Tax structure cannot and should be seen as a mere revenue generation exercise- it is an important pillar of financial infrastructure of a nation. A tax structure which meets the criteria of certainty, ability to pay, convenience to pay and lesser collection cost is a sine qua non to sustain a growth oriented structure of a economy. It is really heartening to see that the proposed bill meets all these criteria and something more.
For individuals, the proposed rate is likely to be 10% for income upto 10 lakhs, 20% upto 25 lakhs and 30% above that. Incentive to save is likely to rise to 3 lakhs from the present 1 lakh. Corporate taxes are likely to be revised downward to 25%. Security Transaction tax is likely to be scrapped. Wealth tax is likely to be 0.25% for wealth above 50 crores. These rates compares well with rates applicable in other countries. The bill proposes to maintain better tax treatment to women, as compared to men, which may not go down well on the gender equality. There is no valid reason to be gender biased in taxation laws.

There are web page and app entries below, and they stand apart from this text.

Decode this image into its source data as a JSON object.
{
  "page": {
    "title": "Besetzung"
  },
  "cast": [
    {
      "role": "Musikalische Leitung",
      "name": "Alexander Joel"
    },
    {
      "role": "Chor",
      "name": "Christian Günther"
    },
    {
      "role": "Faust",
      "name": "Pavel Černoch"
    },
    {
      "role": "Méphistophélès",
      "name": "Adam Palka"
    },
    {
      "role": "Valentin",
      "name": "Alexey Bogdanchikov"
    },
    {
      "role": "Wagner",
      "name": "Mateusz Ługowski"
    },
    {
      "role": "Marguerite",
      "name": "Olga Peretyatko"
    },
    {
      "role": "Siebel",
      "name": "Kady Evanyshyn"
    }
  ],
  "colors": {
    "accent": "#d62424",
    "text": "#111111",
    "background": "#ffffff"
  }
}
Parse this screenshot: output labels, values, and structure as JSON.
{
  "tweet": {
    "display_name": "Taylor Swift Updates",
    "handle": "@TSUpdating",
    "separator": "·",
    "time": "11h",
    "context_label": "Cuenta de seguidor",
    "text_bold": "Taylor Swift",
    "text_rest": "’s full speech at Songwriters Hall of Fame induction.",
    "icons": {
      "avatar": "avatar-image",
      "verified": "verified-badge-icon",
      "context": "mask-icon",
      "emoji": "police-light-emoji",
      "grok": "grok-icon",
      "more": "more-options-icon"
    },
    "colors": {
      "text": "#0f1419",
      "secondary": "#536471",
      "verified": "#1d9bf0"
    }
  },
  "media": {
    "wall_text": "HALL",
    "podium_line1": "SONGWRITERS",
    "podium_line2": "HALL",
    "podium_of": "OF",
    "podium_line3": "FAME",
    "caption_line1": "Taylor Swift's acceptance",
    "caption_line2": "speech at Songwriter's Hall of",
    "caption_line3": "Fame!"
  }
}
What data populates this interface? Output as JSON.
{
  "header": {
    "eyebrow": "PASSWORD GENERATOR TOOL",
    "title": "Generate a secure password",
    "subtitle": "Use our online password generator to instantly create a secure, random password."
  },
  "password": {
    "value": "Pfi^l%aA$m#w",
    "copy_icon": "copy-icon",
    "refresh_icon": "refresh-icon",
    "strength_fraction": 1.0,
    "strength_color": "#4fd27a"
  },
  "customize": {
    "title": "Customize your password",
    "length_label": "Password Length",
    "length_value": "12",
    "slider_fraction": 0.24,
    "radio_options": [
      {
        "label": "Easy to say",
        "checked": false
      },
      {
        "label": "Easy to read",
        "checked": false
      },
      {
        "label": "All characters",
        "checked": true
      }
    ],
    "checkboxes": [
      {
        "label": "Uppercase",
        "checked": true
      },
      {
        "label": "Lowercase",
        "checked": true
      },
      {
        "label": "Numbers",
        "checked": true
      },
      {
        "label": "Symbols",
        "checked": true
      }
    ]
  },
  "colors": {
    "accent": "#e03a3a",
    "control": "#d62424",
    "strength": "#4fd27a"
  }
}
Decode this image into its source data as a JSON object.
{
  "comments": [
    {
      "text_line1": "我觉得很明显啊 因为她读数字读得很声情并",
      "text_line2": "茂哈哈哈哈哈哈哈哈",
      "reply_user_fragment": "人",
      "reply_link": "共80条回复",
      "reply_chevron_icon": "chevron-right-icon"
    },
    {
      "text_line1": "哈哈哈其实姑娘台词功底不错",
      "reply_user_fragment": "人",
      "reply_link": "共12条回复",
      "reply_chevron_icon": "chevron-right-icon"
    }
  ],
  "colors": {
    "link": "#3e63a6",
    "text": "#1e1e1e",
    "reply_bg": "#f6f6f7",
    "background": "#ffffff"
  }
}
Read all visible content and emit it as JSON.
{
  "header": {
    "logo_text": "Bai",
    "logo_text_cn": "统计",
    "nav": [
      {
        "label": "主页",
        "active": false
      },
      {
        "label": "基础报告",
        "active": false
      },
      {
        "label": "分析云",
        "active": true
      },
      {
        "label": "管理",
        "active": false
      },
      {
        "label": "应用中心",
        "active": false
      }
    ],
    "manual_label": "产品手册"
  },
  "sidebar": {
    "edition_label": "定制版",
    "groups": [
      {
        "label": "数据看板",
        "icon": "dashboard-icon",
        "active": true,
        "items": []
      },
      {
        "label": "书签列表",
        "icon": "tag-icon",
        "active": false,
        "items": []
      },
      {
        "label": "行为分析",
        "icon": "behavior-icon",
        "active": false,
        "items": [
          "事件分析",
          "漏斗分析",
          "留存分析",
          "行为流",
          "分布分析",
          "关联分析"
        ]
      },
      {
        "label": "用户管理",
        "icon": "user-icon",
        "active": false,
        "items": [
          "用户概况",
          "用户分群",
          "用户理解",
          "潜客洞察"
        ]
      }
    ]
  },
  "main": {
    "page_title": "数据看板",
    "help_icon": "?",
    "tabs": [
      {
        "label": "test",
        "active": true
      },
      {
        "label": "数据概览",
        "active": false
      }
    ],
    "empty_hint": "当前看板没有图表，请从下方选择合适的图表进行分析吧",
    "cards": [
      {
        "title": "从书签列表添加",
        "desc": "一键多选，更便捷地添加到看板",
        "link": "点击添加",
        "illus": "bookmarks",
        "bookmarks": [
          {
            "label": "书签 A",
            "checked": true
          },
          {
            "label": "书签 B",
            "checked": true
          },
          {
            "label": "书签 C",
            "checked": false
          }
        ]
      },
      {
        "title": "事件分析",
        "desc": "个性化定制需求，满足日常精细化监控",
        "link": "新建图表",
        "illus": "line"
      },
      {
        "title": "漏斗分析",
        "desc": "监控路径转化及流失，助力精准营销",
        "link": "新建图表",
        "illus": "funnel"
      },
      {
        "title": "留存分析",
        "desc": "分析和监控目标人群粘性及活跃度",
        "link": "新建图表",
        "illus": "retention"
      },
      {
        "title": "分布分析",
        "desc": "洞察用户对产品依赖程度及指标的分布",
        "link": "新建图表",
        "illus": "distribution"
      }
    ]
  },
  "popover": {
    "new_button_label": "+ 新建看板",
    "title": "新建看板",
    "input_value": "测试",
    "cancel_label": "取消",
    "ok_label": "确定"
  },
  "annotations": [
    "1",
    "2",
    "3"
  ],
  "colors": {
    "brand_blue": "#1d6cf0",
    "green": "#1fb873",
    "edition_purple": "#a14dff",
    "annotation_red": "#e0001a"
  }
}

The code proposes Minimum Alternate Tax (MAT) based on gross asset value of the company at the rate of 2%. Thus asset heavy companies, taking shelter in depreciation is likely to suffer most. Divident distribution tax has been retained. The code emphasizes to stop tax avoidance through sophisticated means. It devotes a complete chapter on the issue. These are special provision to prevent evasion and unmask tax avoidance practices. The scope of meaning of tax avoidance has been significantly increased and puts heavy onus on the tax payer to establish bonafide of a suspected transaction.
The discussion paper makes a bold statement. Quote, “The Code is not an attempt to amend the Income Tax Act, 1961; nor is it an attempt to “improve” upon the present Act. In drafting the Code, the Central Board of Direct Taxes (the Board) has, to the extent possible, started on a clean drafting slate. Some assumptions which have held the ground for many years have been discarded. Principles that have gained international acceptance have been adopted. The best practices in the world have been studied and incorporated. Tax policies that would promote growth with equity have been reflected in the new provisions. Hence, while reading the Code, it would be advisable to do so without any preconceived notions and, as far as possible, without comparing the provisions with the corresponding provisions of the Income Tax Act, 1961” unquote.
The complete structure of exemption has been visited. Rather than giving blanket tax holiday for a specified period, the proposed bill provides for tax holiday for a period enough to recover the specified investment. Area based exemption is likely to be removed. The exemption granted to charitable institution is being revisited. The term charibale purpose is being replaced by permitted welfare activities, which means, “any activity involving relief of the poor, advancement of education, provision of medical relief, preservation of environment, preservation of monuments or places or objects of artistic or historic interest and the advancement of any other object of general public utility”- well the definition remains the same despite change in nomenclature. The bill proposed to tax the “surplus” and “capital gains” from permitted welfare activities at the rate of 15%. This appears to be a compromise between full exemption and full taxation. The complexity in the area remains, albeit lesser than the present regime.
On the whole- a bold step. This will go a long way in transforming India into a truly developed economy in years to come. Thank you, Mr. Minister Sir.
(Views expressed are personal views of the author.)
Written by:- Advocate Rajesh Kumar. The author can be contacted on The author can be contacted on [email protected] , Web: www.rajeshkumar.co.in